America’s largest farms are far less risky than smaller operations and typically have fewer crop insurance claims, according to a new working paper from top agricultural economists. And proposals to exclude those farms from crop insurance could drive up costs for small farmers.
The study comes as Congress takes up debate on the future of America’s farm policy.
In crop insurance, farmers pay significant premiums for insurance coverage that is delivered by the private sector. Those premiums are discounted to encourage more farmers to participate, which reduces taxpayers’ exposure to costly disasters.
The resulting insurance coverage kicks in only if there is a loss – weather disaster or sharp price declines – and only after farmers shoulder a deductible of at least 25%.
The system has become an essential risk management tool for most farmers, with 1.2 million insurance policies now protecting $106 billion worth of crops on 311 million acres in all 50 states. Farmers have spent more than $15 billion from their own pockets on policies in the last 4 years alone.
Its popularity is one reason farm policy opponents are targeting insurance coverage in the next Farm Bill. Specifically, critics have their sights set on larger farms – looking to cap premium discounts for some farmers and exclude other operations altogether.
Study authors Keith H. Coble and Brian Williams, economists with Mississippi State University, examined indemnity payments to farms growing corn and soybeans to determine risk levels. What they found is the average per acre yield indemnity declines dramatically for farms larger than 4,000 acres.
Coble and Williams note for corn, the indemnities dropped from $10.44 per acre for farms of 100 acres to less than $7.00 per acre for farms with over 4,000 acres – a 33% difference.
For soybean, the indemnities dropped from $4 an acre for farmers of 100 acres to less than $3.25 an acre for farmers of more than 4,000 acres – a 19% reduction.
If the findings of this study are representative, then the result of excluding larger farms from crop insurance would be more losses per acre, and, over time, more costly premiums for the farmers remaining in the program..
Tom Zacharias, president of the National Crop Insurance Services, a trade group representing crop insurers, explained.

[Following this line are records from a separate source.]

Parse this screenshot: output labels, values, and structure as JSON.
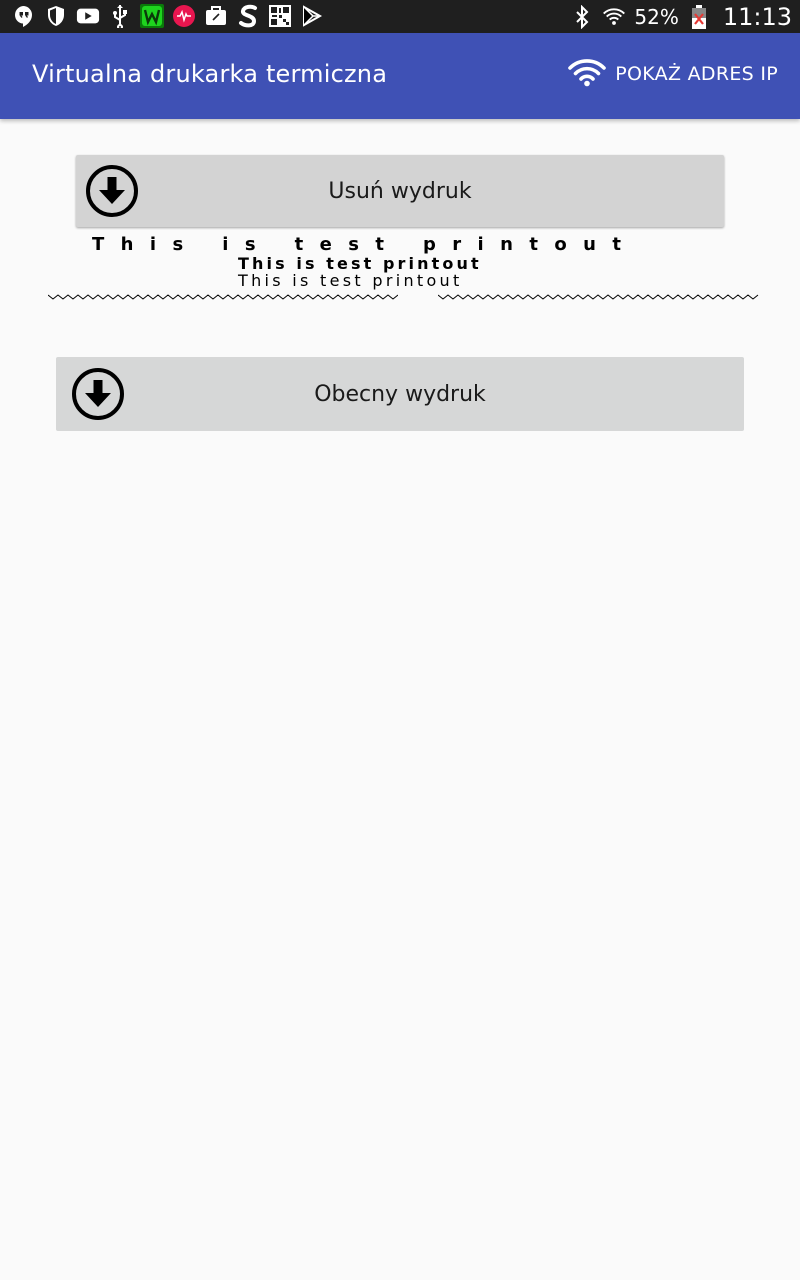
{
  "status_bar": {
    "icons": [
      "hangouts-icon",
      "shield-icon",
      "youtube-icon",
      "usb-icon",
      "wattpad-icon",
      "musically-icon",
      "briefcase-icon",
      "s-app-icon",
      "qr-icon",
      "play-store-icon"
    ],
    "battery_percent": "52%",
    "time": "11:13"
  },
  "app_bar": {
    "title": "Virtualna drukarka termiczna",
    "show_ip_label": "POKAŻ ADRES IP",
    "background": "#3f51b5"
  },
  "buttons": {
    "delete_label": "Usuń wydruk",
    "current_label": "Obecny wydruk"
  },
  "printout": {
    "line1": "This is test printout",
    "line2": "This is test printout",
    "line3": "This is test printout"
  }
}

“Insurance is about spreading risk among as wide a base as possible, and in crop insurance that means enrolling as many acres as possible,” he said. “Having large farms that are less risky in the system effectively makes the whole system less risky and makes premiums cheaper for everyone else.”
Conversely, removing less risky participants drives up costs for everyone else, much like removing safe drivers from auto insurance or young, healthy people from life insurance.
That could have negative consequences for the agricultural industry, said Art Barnaby of Kansas State University’s Department of Agricultural Economics, an expert in the field of crop insurance. He authored a similar joint paper with KSU Professor Mykel Taylor on Kansas farmers in October 2017.
“The negative consequence is you have people uninsured, which increases political pressure for disaster aid. Ad hoc disaster programs can be more expensive and don’t provide the same level of certainty for farmers,” Barnaby said. “With crop insurance, you have something to make a business on.”
Work by Barnaby and Taylor showed that when you get out of the Midwest and into areas with high-valued fruits and vegetables – areas like California and the Northeast – the proposed caps could ensnare some smaller farms as well, limiting risk management protection for crops that have no other safety net.
“Crop insurance works because Congress made investments throughout the years to ensure it is affordable, widely available and economically viable,” Zacharias concluded. “Any effort to reverse those investments will ultimately hurt farmers and taxpayers.”